▸ **Task**
Your task is to retype every entry exactly, omitting nothing.

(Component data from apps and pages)

------------------------------------------------

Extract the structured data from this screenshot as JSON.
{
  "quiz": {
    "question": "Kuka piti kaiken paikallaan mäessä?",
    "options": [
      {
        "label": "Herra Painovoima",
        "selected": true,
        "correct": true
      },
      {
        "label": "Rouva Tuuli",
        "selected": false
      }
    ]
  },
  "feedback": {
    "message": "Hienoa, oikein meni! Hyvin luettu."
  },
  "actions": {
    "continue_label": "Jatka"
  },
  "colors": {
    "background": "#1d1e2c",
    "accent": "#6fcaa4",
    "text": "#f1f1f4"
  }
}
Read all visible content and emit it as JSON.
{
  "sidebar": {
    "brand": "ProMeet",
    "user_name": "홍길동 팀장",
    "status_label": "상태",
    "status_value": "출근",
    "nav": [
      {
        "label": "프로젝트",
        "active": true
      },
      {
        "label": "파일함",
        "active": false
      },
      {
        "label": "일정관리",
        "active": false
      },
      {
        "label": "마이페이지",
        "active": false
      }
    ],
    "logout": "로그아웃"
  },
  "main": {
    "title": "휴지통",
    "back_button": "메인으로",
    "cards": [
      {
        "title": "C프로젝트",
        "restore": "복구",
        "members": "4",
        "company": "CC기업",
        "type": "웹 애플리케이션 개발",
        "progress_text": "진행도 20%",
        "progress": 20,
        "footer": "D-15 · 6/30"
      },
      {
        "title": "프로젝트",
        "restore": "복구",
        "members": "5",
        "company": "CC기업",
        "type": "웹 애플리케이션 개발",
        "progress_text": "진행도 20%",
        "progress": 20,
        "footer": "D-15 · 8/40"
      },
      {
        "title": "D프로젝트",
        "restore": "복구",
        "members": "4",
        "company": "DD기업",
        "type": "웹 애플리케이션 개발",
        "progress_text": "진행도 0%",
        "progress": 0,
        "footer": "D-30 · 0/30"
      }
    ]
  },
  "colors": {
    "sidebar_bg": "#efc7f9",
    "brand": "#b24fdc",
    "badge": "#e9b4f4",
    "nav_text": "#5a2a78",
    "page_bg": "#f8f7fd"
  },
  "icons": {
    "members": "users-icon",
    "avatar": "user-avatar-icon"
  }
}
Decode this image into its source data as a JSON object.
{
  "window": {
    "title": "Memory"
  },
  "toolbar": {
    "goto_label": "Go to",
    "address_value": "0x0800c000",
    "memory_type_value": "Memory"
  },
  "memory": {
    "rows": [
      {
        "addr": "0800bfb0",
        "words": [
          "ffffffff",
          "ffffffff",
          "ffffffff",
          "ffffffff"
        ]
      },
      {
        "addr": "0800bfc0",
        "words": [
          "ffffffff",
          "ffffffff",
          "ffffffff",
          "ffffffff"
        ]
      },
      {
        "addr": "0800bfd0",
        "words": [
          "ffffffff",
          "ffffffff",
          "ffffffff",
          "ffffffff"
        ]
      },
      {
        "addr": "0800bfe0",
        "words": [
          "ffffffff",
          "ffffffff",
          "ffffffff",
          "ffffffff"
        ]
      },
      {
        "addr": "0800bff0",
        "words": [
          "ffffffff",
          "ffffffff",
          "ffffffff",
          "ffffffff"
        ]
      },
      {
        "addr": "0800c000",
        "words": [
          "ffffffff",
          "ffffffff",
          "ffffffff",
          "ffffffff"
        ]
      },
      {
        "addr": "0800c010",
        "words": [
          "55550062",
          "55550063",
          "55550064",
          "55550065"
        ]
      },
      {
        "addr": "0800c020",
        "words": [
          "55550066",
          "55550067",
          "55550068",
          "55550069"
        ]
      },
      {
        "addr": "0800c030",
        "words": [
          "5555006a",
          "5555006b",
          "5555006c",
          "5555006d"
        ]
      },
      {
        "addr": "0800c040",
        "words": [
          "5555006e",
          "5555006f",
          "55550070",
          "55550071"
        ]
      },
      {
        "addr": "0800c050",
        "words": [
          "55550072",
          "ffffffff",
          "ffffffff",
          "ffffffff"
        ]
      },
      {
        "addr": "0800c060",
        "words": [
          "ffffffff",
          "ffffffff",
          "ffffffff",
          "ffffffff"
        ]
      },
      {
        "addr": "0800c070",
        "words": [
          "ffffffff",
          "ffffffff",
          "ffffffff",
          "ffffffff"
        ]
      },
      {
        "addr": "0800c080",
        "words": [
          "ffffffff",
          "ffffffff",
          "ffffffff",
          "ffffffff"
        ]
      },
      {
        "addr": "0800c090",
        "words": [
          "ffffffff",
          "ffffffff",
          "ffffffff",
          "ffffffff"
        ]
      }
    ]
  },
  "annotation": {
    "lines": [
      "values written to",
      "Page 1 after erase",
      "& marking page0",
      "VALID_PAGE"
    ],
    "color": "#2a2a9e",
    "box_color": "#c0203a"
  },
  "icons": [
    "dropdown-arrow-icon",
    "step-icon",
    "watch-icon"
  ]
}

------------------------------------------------

▸ **Solution for this exercise**
Extract the structured data from this screenshot as JSON.
{
  "quiz": {
    "question": "Kuka piti kaiken paikallaan mäessä?",
    "options": [
      {
        "label": "Herra Painovoima",
        "selected": true,
        "correct": true
      },
      {
        "label": "Rouva Tuuli",
        "selected": false
      }
    ]
  },
  "feedback": {
    "message": "Hienoa, oikein meni! Hyvin luettu."
  },
  "actions": {
    "continue_label": "Jatka"
  },
  "colors": {
    "background": "#1d1e2c",
    "accent": "#6fcaa4",
    "text": "#f1f1f4"
  }
}
Read all visible content and emit it as JSON.
{
  "sidebar": {
    "brand": "ProMeet",
    "user_name": "홍길동 팀장",
    "status_label": "상태",
    "status_value": "출근",
    "nav": [
      {
        "label": "프로젝트",
        "active": true
      },
      {
        "label": "파일함",
        "active": false
      },
      {
        "label": "일정관리",
        "active": false
      },
      {
        "label": "마이페이지",
        "active": false
      }
    ],
    "logout": "로그아웃"
  },
  "main": {
    "title": "휴지통",
    "back_button": "메인으로",
    "cards": [
      {
        "title": "C프로젝트",
        "restore": "복구",
        "members": "4",
        "company": "CC기업",
        "type": "웹 애플리케이션 개발",
        "progress_text": "진행도 20%",
        "progress": 20,
        "footer": "D-15 · 6/30"
      },
      {
        "title": "프로젝트",
        "restore": "복구",
        "members": "5",
        "company": "CC기업",
        "type": "웹 애플리케이션 개발",
        "progress_text": "진행도 20%",
        "progress": 20,
        "footer": "D-15 · 8/40"
      },
      {
        "title": "D프로젝트",
        "restore": "복구",
        "members": "4",
        "company": "DD기업",
        "type": "웹 애플리케이션 개발",
        "progress_text": "진행도 0%",
        "progress": 0,
        "footer": "D-30 · 0/30"
      }
    ]
  },
  "colors": {
    "sidebar_bg": "#efc7f9",
    "brand": "#b24fdc",
    "badge": "#e9b4f4",
    "nav_text": "#5a2a78",
    "page_bg": "#f8f7fd"
  },
  "icons": {
    "members": "users-icon",
    "avatar": "user-avatar-icon"
  }
}
Decode this image into its source data as a JSON object.
{
  "window": {
    "title": "Memory"
  },
  "toolbar": {
    "goto_label": "Go to",
    "address_value": "0x0800c000",
    "memory_type_value": "Memory"
  },
  "memory": {
    "rows": [
      {
        "addr": "0800bfb0",
        "words": [
          "ffffffff",
          "ffffffff",
          "ffffffff",
          "ffffffff"
        ]
      },
      {
        "addr": "0800bfc0",
        "words": [
          "ffffffff",
          "ffffffff",
          "ffffffff",
          "ffffffff"
        ]
      },
      {
        "addr": "0800bfd0",
        "words": [
          "ffffffff",
          "ffffffff",
          "ffffffff",
          "ffffffff"
        ]
      },
      {
        "addr": "0800bfe0",
        "words": [
          "ffffffff",
          "ffffffff",
          "ffffffff",
          "ffffffff"
        ]
      },
      {
        "addr": "0800bff0",
        "words": [
          "ffffffff",
          "ffffffff",
          "ffffffff",
          "ffffffff"
        ]
      },
      {
        "addr": "0800c000",
        "words": [
          "ffffffff",
          "ffffffff",
          "ffffffff",
          "ffffffff"
        ]
      },
      {
        "addr": "0800c010",
        "words": [
          "55550062",
          "55550063",
          "55550064",
          "55550065"
        ]
      },
      {
        "addr": "0800c020",
        "words": [
          "55550066",
          "55550067",
          "55550068",
          "55550069"
        ]
      },
      {
        "addr": "0800c030",
        "words": [
          "5555006a",
          "5555006b",
          "5555006c",
          "5555006d"
        ]
      },
      {
        "addr": "0800c040",
        "words": [
          "5555006e",
          "5555006f",
          "55550070",
          "55550071"
        ]
      },
      {
        "addr": "0800c050",
        "words": [
          "55550072",
          "ffffffff",
          "ffffffff",
          "ffffffff"
        ]
      },
      {
        "addr": "0800c060",
        "words": [
          "ffffffff",
          "ffffffff",
          "ffffffff",
          "ffffffff"
        ]
      },
      {
        "addr": "0800c070",
        "words": [
          "ffffffff",
          "ffffffff",
          "ffffffff",
          "ffffffff"
        ]
      },
      {
        "addr": "0800c080",
        "words": [
          "ffffffff",
          "ffffffff",
          "ffffffff",
          "ffffffff"
        ]
      },
      {
        "addr": "0800c090",
        "words": [
          "ffffffff",
          "ffffffff",
          "ffffffff",
          "ffffffff"
        ]
      }
    ]
  },
  "annotation": {
    "lines": [
      "values written to",
      "Page 1 after erase",
      "& marking page0",
      "VALID_PAGE"
    ],
    "color": "#2a2a9e",
    "box_color": "#c0203a"
  },
  "icons": [
    "dropdown-arrow-icon",
    "step-icon",
    "watch-icon"
  ]
}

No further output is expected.